Throughout her book, Dr Barr aims to show that complementarianism isn’t the only option for those who believe the Bible is the authoritative Word of God.
Atto, bishop of Vercelli in the 900s, saw in church tradition that women had led churches and were presbyters (priests or elders). He did not think this was a bad thing.
Judith, Thecla, and Catherine of Alexandria are three heroines whose stories of conviction and courage are part of our history and heritage.
Aemilia Lanyer was an English author and professing Christian who advocated for equality for women in a poem published in 1611.
Not all first-century women fit the stereotype of being hidden and housebound. Some were influential and prominent in society and in the church.
Here are a couple of lines from the Acts of Peter about Candida, a woman who instructed her husband in the faith in the first century.
Here are excerpts from ancient Gnostic texts that present Adam and Eve in a very different light. Do they help us to understand 1 Timothy 2:13-14?
Eusebius’s Church History (or Ecclesiastical History) fills in many of the gaps in the New Testament accounts of the Apostolic Church … and more. It’s an interesting read!
Female martyrs in the early church, such as Blandina and Perpetua, “conformed themselves to Christ, even in death.”
Most modern translations of the New Testament rely on the Nestle-Aland Greek New Testament. One of the editors of recent editions of this Greek New Testament is scholar Barbara Aland. This article provides a brief history of the Nestle-Aland text and a brief biography of Barbara Aland.
In this post, I show how the word kephalē (head) is used in 1 Clement, in the context of mutual submission, and I show how the author regarded women.
Paul’s main purpose for writing First Timothy was to address the heresy in the Ephesian Church, possibly a precursor to Gnosticism.
Here are some misogynistic quotations from well-known church fathers, theologians and reformers that do not reflect what the Bible says about women.

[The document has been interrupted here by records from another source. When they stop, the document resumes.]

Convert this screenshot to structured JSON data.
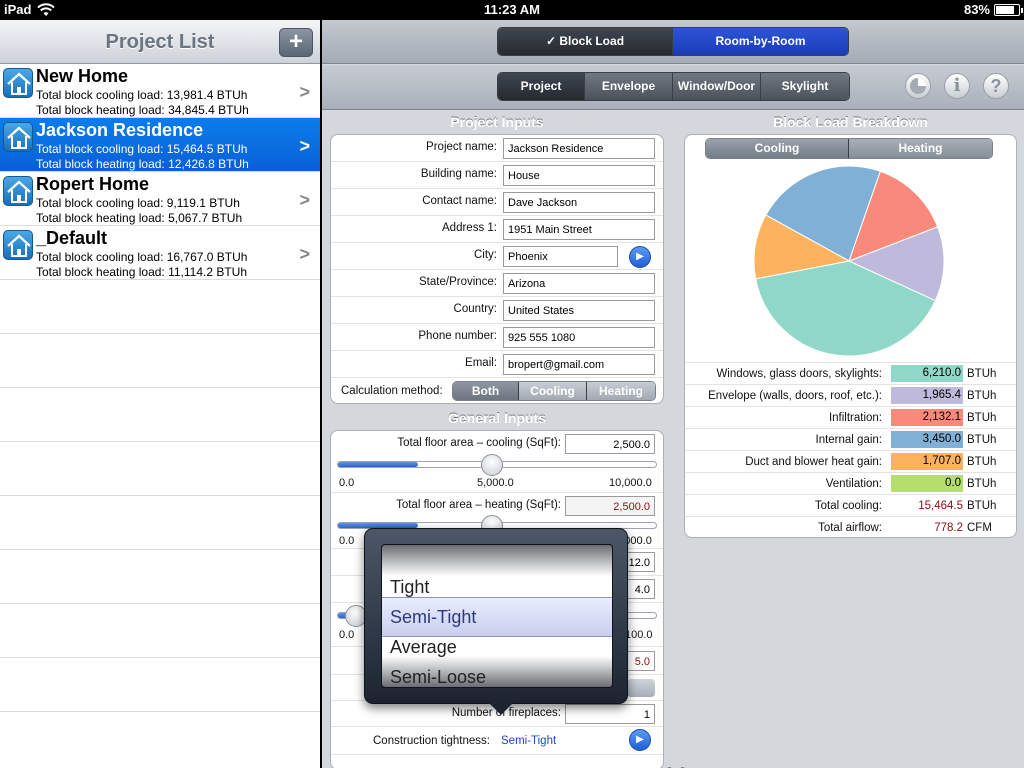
{
  "status": {
    "device": "iPad",
    "time": "11:23 AM",
    "battery": "83%",
    "battery_level": 0.83
  },
  "left": {
    "title": "Project List",
    "add_label": "+",
    "projects": [
      {
        "name": "New Home",
        "cooling": "Total block cooling load: 13,981.4 BTUh",
        "heating": "Total block heating load: 34,845.4 BTUh"
      },
      {
        "name": "Jackson Residence",
        "cooling": "Total block cooling load: 15,464.5 BTUh",
        "heating": "Total block heating load: 12,426.8 BTUh"
      },
      {
        "name": "Ropert Home",
        "cooling": "Total block cooling load: 9,119.1 BTUh",
        "heating": "Total block heating load: 5,067.7 BTUh"
      },
      {
        "name": "_Default",
        "cooling": "Total block cooling load: 16,767.0 BTUh",
        "heating": "Total block heating load: 11,114.2 BTUh"
      }
    ],
    "selected_index": 1
  },
  "mode_tabs": [
    "✓ Block Load",
    "Room-by-Room"
  ],
  "section_tabs": [
    "Project",
    "Envelope",
    "Window/Door",
    "Skylight"
  ],
  "icons": [
    "pie-chart-icon",
    "info-icon",
    "help-icon"
  ],
  "project_inputs": {
    "title": "Project Inputs",
    "fields": [
      {
        "label": "Project name:",
        "value": "Jackson Residence"
      },
      {
        "label": "Building name:",
        "value": "House"
      },
      {
        "label": "Contact name:",
        "value": "Dave Jackson"
      },
      {
        "label": "Address 1:",
        "value": "1951 Main Street"
      },
      {
        "label": "City:",
        "value": "Phoenix"
      },
      {
        "label": "State/Province:",
        "value": "Arizona"
      },
      {
        "label": "Country:",
        "value": "United States"
      },
      {
        "label": "Phone number:",
        "value": "925 555 1080"
      },
      {
        "label": "Email:",
        "value": "bropert@gmail.com"
      }
    ],
    "calc_label": "Calculation method:",
    "calc_options": [
      "Both",
      "Cooling",
      "Heating"
    ]
  },
  "breakdown": {
    "title": "Block Load Breakdown",
    "tabs": [
      "Cooling",
      "Heating"
    ],
    "rows": [
      {
        "label": "Windows, glass doors, skylights:",
        "value": "6,210.0",
        "unit": "BTUh",
        "color": "#8fd7c9"
      },
      {
        "label": "Envelope (walls, doors, roof, etc.):",
        "value": "1,965.4",
        "unit": "BTUh",
        "color": "#bfb9dc"
      },
      {
        "label": "Infiltration:",
        "value": "2,132.1",
        "unit": "BTUh",
        "color": "#f98a7b"
      },
      {
        "label": "Internal gain:",
        "value": "3,450.0",
        "unit": "BTUh",
        "color": "#80b0d5"
      },
      {
        "label": "Duct and blower heat gain:",
        "value": "1,707.0",
        "unit": "BTUh",
        "color": "#fcb25f"
      },
      {
        "label": "Ventilation:",
        "value": "0.0",
        "unit": "BTUh",
        "color": "#b5de6b"
      }
    ],
    "total_cooling": {
      "label": "Total cooling:",
      "value": "15,464.5",
      "unit": "BTUh"
    },
    "total_airflow": {
      "label": "Total airflow:",
      "value": "778.2",
      "unit": "CFM"
    }
  },
  "chart_data": {
    "type": "pie",
    "categories": [
      "Windows, glass doors, skylights",
      "Envelope (walls, doors, roof, etc.)",
      "Infiltration",
      "Internal gain",
      "Duct and blower heat gain",
      "Ventilation"
    ],
    "values": [
      6210.0,
      1965.4,
      2132.1,
      3450.0,
      1707.0,
      0.0
    ],
    "colors": [
      "#8fd7c9",
      "#bfb9dc",
      "#f98a7b",
      "#80b0d5",
      "#fcb25f",
      "#b5de6b"
    ]
  },
  "general_inputs": {
    "title": "General Inputs",
    "floor_cooling": {
      "label": "Total floor area – cooling (SqFt):",
      "value": "2,500.0",
      "min": "0.0",
      "mid": "5,000.0",
      "max": "10,000.0",
      "fraction": 0.25
    },
    "floor_heating": {
      "label": "Total floor area – heating (SqFt):",
      "value": "2,500.0",
      "min": "0.0",
      "max": "10,000.0",
      "fraction": 0.25
    },
    "partial_values": [
      "12.0",
      "4.0",
      "0.0",
      "100.0",
      "5.0"
    ],
    "fireplaces": {
      "label": "Number of fireplaces:",
      "value": "1"
    },
    "tightness": {
      "label": "Construction tightness:",
      "value": "Semi-Tight"
    }
  },
  "picker": {
    "options": [
      "Tight",
      "Semi-Tight",
      "Average",
      "Semi-Loose"
    ],
    "selected": "Semi-Tight"
  },
  "page_dots": 3
}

Nino brought Christianity to Iberia (Georgia) back in the 300s and is regarded as “Equal to the Apostles” by the Orthodox Church.